A mixed media artist, Al Huraiz studies visual art at NYU Abu Dhabi, where she is completing her final project before graduation in May. The work will eventually be shown at the university's art centre. Currently, she is also in a mentorship programme at Warehouse421 and preparing to exhibit photographs of Abu Dhabi's Mina Zayed, with the support of Gulf Photo Plus, at the end of the month.

Al Huraiz, who is showing her work for the first time, says: "As an emerging artist, the art scene feels very intimidating to put yourself out there in the community."

She says that artists like herself "should have a community and platform where they can comfortably work and be recognised".

Zeid Jaouni, 20

Palestinian designer Zeid Jaouni splits his time between living in Dubai and New York City. A student at Parsons School of Design, Jaouni creates graphic work that emphasises bold and striking elements. During restrictions on movement , he embarked on a project, 100 Days of Design, for which he created 100 posters in 100 days. Four are part of WAW. The posters are mostly abstract, with rippling neon and hallucinogenic forms.

One of the questions posed in his works is: “What is moving you?”.

Jaouni says his cultural background inspires his practice. He describes his interest in design and how it can be used to convey meaning to broad audiences, saying: "I am a design student … majoring in communication design, which revolves around the idea of speaking and communicating to the world through design. It could be done with graphic design, web design, branding, and more … Not only do I have an interest in this field of design, I am also into mixed media art. Ever since I was younger, I would always love to paint, sculpt, draw and build objects for my enjoyment, and I am glad to say that these interests grew into something much bigger."

Mariam Alkatheeri, 21

In an industrial area, a man is mid-jump inside what appears to be a tunnel ring. His carefree demeanour and lightness juxtaposes the heaviness of the materials around him. The photograph, shown in WAW, was captured by Emirati artist Mariam Alkatheeri. Her question for the audience is simple: "What feeling do you get from this artwork?"

'Creativity Revolution' by Mariam Alkatheeri. All images courtesy of the artists
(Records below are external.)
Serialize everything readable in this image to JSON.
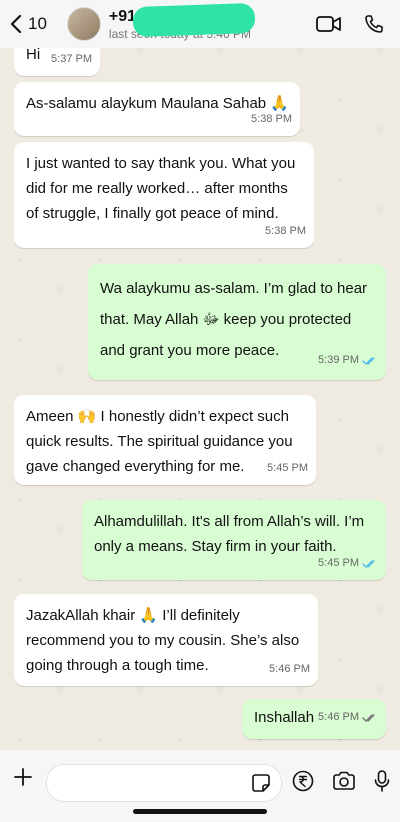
{
  "header": {
    "back_count": "10",
    "name": "+91",
    "status": "last seen today at 5:46 PM"
  },
  "messages": [
    {
      "text": "Hi",
      "time": "5:37 PM",
      "dir": "in"
    },
    {
      "text": "As-salamu alaykum Maulana Sahab 🙏",
      "time": "5:38 PM",
      "dir": "in"
    },
    {
      "text": "I just wanted to say thank you. What you did for me really worked… after months of struggle, I finally got peace of mind.",
      "time": "5:38 PM",
      "dir": "in"
    },
    {
      "text": "Wa alaykumu as-salam. I’m glad to hear that. May Allah ﷻ keep you protected and grant you more peace.",
      "time": "5:39 PM",
      "dir": "out"
    },
    {
      "text": "Ameen 🙌 I honestly didn’t expect such quick results. The spiritual guidance you gave changed everything for me.",
      "time": "5:45 PM",
      "dir": "in"
    },
    {
      "text": "Alhamdulillah. It's all from Allah’s will. I’m only a means. Stay firm in your faith.",
      "time": "5:45 PM",
      "dir": "out"
    },
    {
      "text": "JazakAllah khair 🙏 I’ll definitely recommend you to my cousin. She’s also going through a tough time.",
      "time": "5:46 PM",
      "dir": "in"
    },
    {
      "text": "Inshallah",
      "time": "5:46 PM",
      "dir": "out"
    }
  ],
  "icons": {
    "back": "chevron-left-icon",
    "video": "video-call-icon",
    "call": "phone-icon",
    "attach": "plus-icon",
    "sticker": "sticker-icon",
    "payment": "rupee-icon",
    "camera": "camera-icon",
    "mic": "microphone-icon"
  },
  "colors": {
    "background": "#efeae2",
    "incoming": "#ffffff",
    "outgoing": "#d9fdd3",
    "read_ticks": "#53bdeb"
  }
}
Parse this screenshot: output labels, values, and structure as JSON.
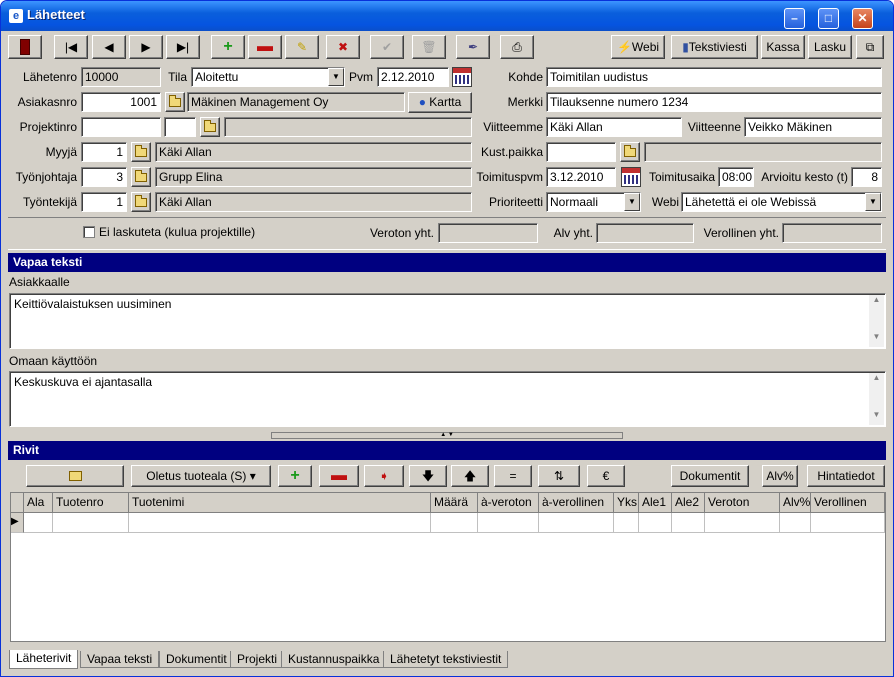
{
  "window": {
    "title": "Lähetteet"
  },
  "toolbar": {
    "webi": "Webi",
    "tekstiviesti": "Tekstiviesti",
    "kassa": "Kassa",
    "lasku": "Lasku"
  },
  "form": {
    "lahetenro_label": "Lähetenro",
    "lahetenro": "10000",
    "tila_label": "Tila",
    "tila": "Aloitettu",
    "pvm_label": "Pvm",
    "pvm": "2.12.2010",
    "kohde_label": "Kohde",
    "kohde": "Toimitilan uudistus",
    "asiakasnro_label": "Asiakasnro",
    "asiakasnro": "1001",
    "asiakas_nimi": "Mäkinen Management Oy",
    "kartta": "Kartta",
    "merkki_label": "Merkki",
    "merkki": "Tilauksenne numero 1234",
    "projektinro_label": "Projektinro",
    "viitteemme_label": "Viitteemme",
    "viitteemme": "Käki Allan",
    "viitteenne_label": "Viitteenne",
    "viitteenne": "Veikko Mäkinen",
    "myyja_label": "Myyjä",
    "myyja_nro": "1",
    "myyja": "Käki Allan",
    "kustpaikka_label": "Kust.paikka",
    "tyonjohtaja_label": "Työnjohtaja",
    "tyonjohtaja_nro": "3",
    "tyonjohtaja": "Grupp Elina",
    "toimituspvm_label": "Toimituspvm",
    "toimituspvm": "3.12.2010",
    "toimitusaika_label": "Toimitusaika",
    "toimitusaika": "08:00",
    "arvioitu_label": "Arvioitu kesto (t)",
    "arvioitu": "8",
    "tyontekija_label": "Työntekijä",
    "tyontekija_nro": "1",
    "tyontekija": "Käki Allan",
    "prioriteetti_label": "Prioriteetti",
    "prioriteetti": "Normaali",
    "webi_label": "Webi",
    "webi": "Lähetettä ei ole Webissä",
    "ei_laskuteta": "Ei laskuteta (kulua projektille)",
    "veroton_label": "Veroton yht.",
    "alv_label": "Alv yht.",
    "verollinen_label": "Verollinen yht."
  },
  "vapaa": {
    "title": "Vapaa teksti",
    "asiakkaalle_label": "Asiakkaalle",
    "asiakkaalle": "Keittiövalaistuksen uusiminen",
    "omaan_label": "Omaan käyttöön",
    "omaan": "Keskuskuva ei ajantasalla"
  },
  "rivit": {
    "title": "Rivit",
    "oletus": "Oletus tuoteala (S)",
    "dokumentit": "Dokumentit",
    "alvp": "Alv%",
    "hintatiedot": "Hintatiedot",
    "eq": "=",
    "euro": "€",
    "columns": [
      "Ala",
      "Tuotenro",
      "Tuotenimi",
      "Määrä",
      "à-veroton",
      "à-verollinen",
      "Yks",
      "Ale1",
      "Ale2",
      "Veroton",
      "Alv%",
      "Verollinen"
    ]
  },
  "tabs": [
    "Läheterivit",
    "Vapaa teksti",
    "Dokumentit",
    "Projekti",
    "Kustannuspaikka",
    "Lähetetyt tekstiviestit"
  ]
}
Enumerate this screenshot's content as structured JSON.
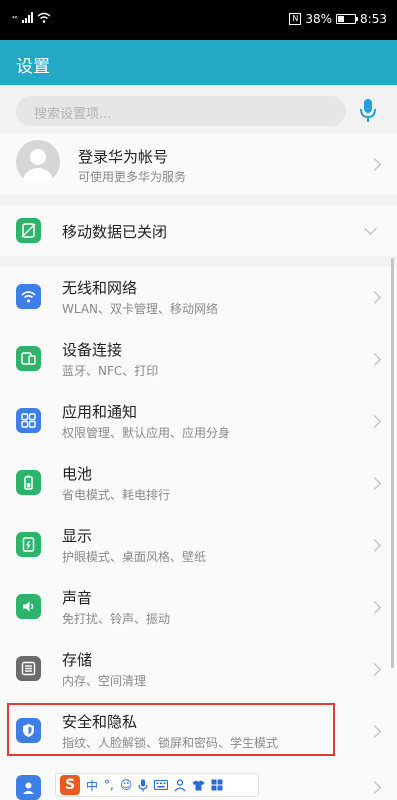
{
  "status_bar": {
    "carrier_mark": "⁴⁶",
    "battery": "38%",
    "time": "8:53",
    "nfc": "N"
  },
  "app_bar": {
    "title": "设置"
  },
  "search": {
    "placeholder": "搜索设置项..."
  },
  "account": {
    "title": "登录华为帐号",
    "subtitle": "可使用更多华为服务"
  },
  "mobile_data": {
    "label": "移动数据已关闭"
  },
  "settings": [
    {
      "title": "无线和网络",
      "subtitle": "WLAN、双卡管理、移动网络",
      "icon": "wifi-icon",
      "color": "#3d7fe6"
    },
    {
      "title": "设备连接",
      "subtitle": "蓝牙、NFC、打印",
      "icon": "device-connection-icon",
      "color": "#2fb36a"
    },
    {
      "title": "应用和通知",
      "subtitle": "权限管理、默认应用、应用分身",
      "icon": "apps-icon",
      "color": "#3d7fe6"
    },
    {
      "title": "电池",
      "subtitle": "省电模式、耗电排行",
      "icon": "battery-icon",
      "color": "#2fb36a"
    },
    {
      "title": "显示",
      "subtitle": "护眼模式、桌面风格、壁纸",
      "icon": "display-icon",
      "color": "#2fb36a"
    },
    {
      "title": "声音",
      "subtitle": "免打扰、铃声、振动",
      "icon": "sound-icon",
      "color": "#2fb36a"
    },
    {
      "title": "存储",
      "subtitle": "内存、空间清理",
      "icon": "storage-icon",
      "color": "#6b6b6b"
    },
    {
      "title": "安全和隐私",
      "subtitle": "指纹、人脸解锁、锁屏和密码、学生模式",
      "icon": "shield-icon",
      "color": "#3d7fe6"
    }
  ],
  "ime_toolbar": {
    "logo": "S",
    "mode": "中",
    "punct": "°,"
  },
  "colors": {
    "accent": "#24a9c5",
    "highlight": "#e03a3a"
  }
}
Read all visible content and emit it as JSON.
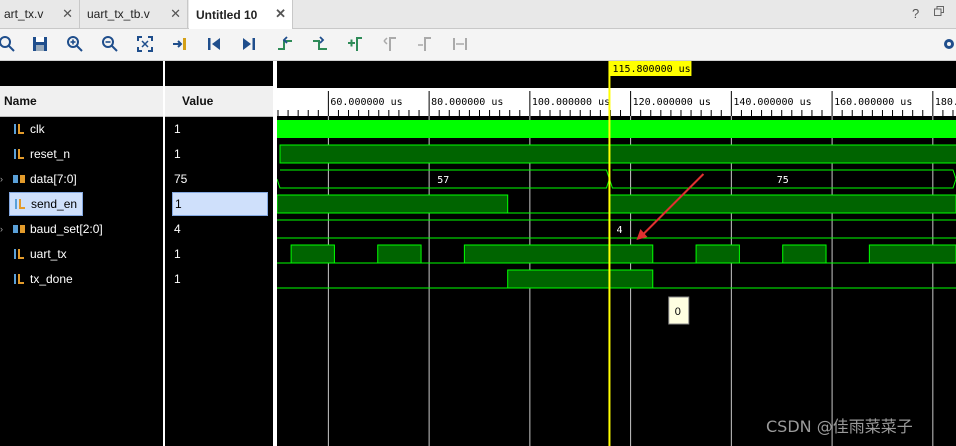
{
  "tabs": [
    {
      "label": "art_tx.v",
      "active": false
    },
    {
      "label": "uart_tx_tb.v",
      "active": false
    },
    {
      "label": "Untitled 10",
      "active": true
    }
  ],
  "window_controls": {
    "help": "?"
  },
  "toolbar_icons": [
    "search-icon",
    "save-icon",
    "zoom-in-icon",
    "zoom-out-icon",
    "zoom-fit-icon",
    "go-to-cursor-icon",
    "go-to-start-icon",
    "go-to-end-icon",
    "previous-transition-icon",
    "next-transition-icon",
    "add-marker-icon",
    "previous-marker-icon",
    "next-marker-icon",
    "swap-cursors-icon",
    "settings-icon"
  ],
  "columns": {
    "name": "Name",
    "value": "Value"
  },
  "signals": [
    {
      "name": "clk",
      "value": "1",
      "icon": "bit-signal-icon",
      "bus": false
    },
    {
      "name": "reset_n",
      "value": "1",
      "icon": "bit-signal-icon",
      "bus": false
    },
    {
      "name": "data[7:0]",
      "value": "75",
      "icon": "bus-signal-icon",
      "bus": true
    },
    {
      "name": "send_en",
      "value": "1",
      "icon": "bit-signal-icon",
      "bus": false,
      "selected": true
    },
    {
      "name": "baud_set[2:0]",
      "value": "4",
      "icon": "bus-signal-icon",
      "bus": true
    },
    {
      "name": "uart_tx",
      "value": "1",
      "icon": "bit-signal-icon",
      "bus": false
    },
    {
      "name": "tx_done",
      "value": "1",
      "icon": "bit-signal-icon",
      "bus": false
    }
  ],
  "cursor": {
    "label": "115.800000 us",
    "time_us": 115.8
  },
  "time_axis": {
    "start_us": 49.8,
    "end_us": 184.6,
    "major_ticks": [
      {
        "us": 60,
        "label": "60.000000 us"
      },
      {
        "us": 80,
        "label": "80.000000 us"
      },
      {
        "us": 100,
        "label": "100.000000 us"
      },
      {
        "us": 120,
        "label": "120.000000 us"
      },
      {
        "us": 140,
        "label": "140.000000 us"
      },
      {
        "us": 160,
        "label": "160.000000 us"
      },
      {
        "us": 180,
        "label": "180."
      }
    ]
  },
  "waveforms": {
    "data_values": [
      {
        "from_us": 49.8,
        "to_us": 115.8,
        "label": "57"
      },
      {
        "from_us": 115.8,
        "to_us": 184.6,
        "label": "75"
      }
    ],
    "baud_set_label": "4",
    "send_en_high": [
      [
        49.8,
        95.6
      ],
      [
        115.8,
        184.6
      ]
    ],
    "tx_done_high": [
      [
        95.6,
        124.4
      ]
    ],
    "uart_tx_high": [
      [
        52.6,
        61.2
      ],
      [
        69.8,
        78.4
      ],
      [
        87.0,
        124.4
      ],
      [
        133.0,
        141.6
      ],
      [
        150.2,
        158.8
      ],
      [
        167.4,
        184.6
      ]
    ]
  },
  "tooltip": {
    "text": "0"
  },
  "watermark": "CSDN @佳雨菜菜子",
  "colors": {
    "wave_green": "#00ff00",
    "wave_dark_green": "#006400",
    "cursor": "#ffff00",
    "arrow": "#e03030",
    "grid": "#c8c8c8"
  }
}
Titled Creativity Revolution, the photograph is part of Alkatheeri's first photo shoot after restrictions on movement last year were lifted. "It really identified what I was feeling after being locked down for more than a month," wrote in a statement. Her photography borrows from "expression editorials", and she seeks to "capture the beauty of every individual person" in her work.

Alkatheeri has been working on her independent project Mariam Folder, which is mainly made up of portraits, for the past two years.

Lubnah Ansari, 22

Indian artist Lubnah Ansari specialises in photography and film, and has shown her work in Abu Dhabi, Hong Kong, Jaipur and Los Angeles. Her video collage series in WAW exemplifies her experimental style as it features several floating busts of the artist, face pressed against glass, wearing an expression of discomfort. "When did you last feel stuck?" the artist asks visitors.

In another work from the series, the upper half of an individual's head has been sliced off as fermented milk, known in the region as laban, is poured into it.

Ansari studies at NYU Abu Dhabi and is currently curating an exhibition on the cultural links between South Asia and the UAE. She is also a social advocate, founding the Udaan Pads Project for the Udaan Foundation in Jaipur. The project distributes sustainable menstrual hygiene products in rural parts of India.

WAW is at maisan15 until Sunday, January 31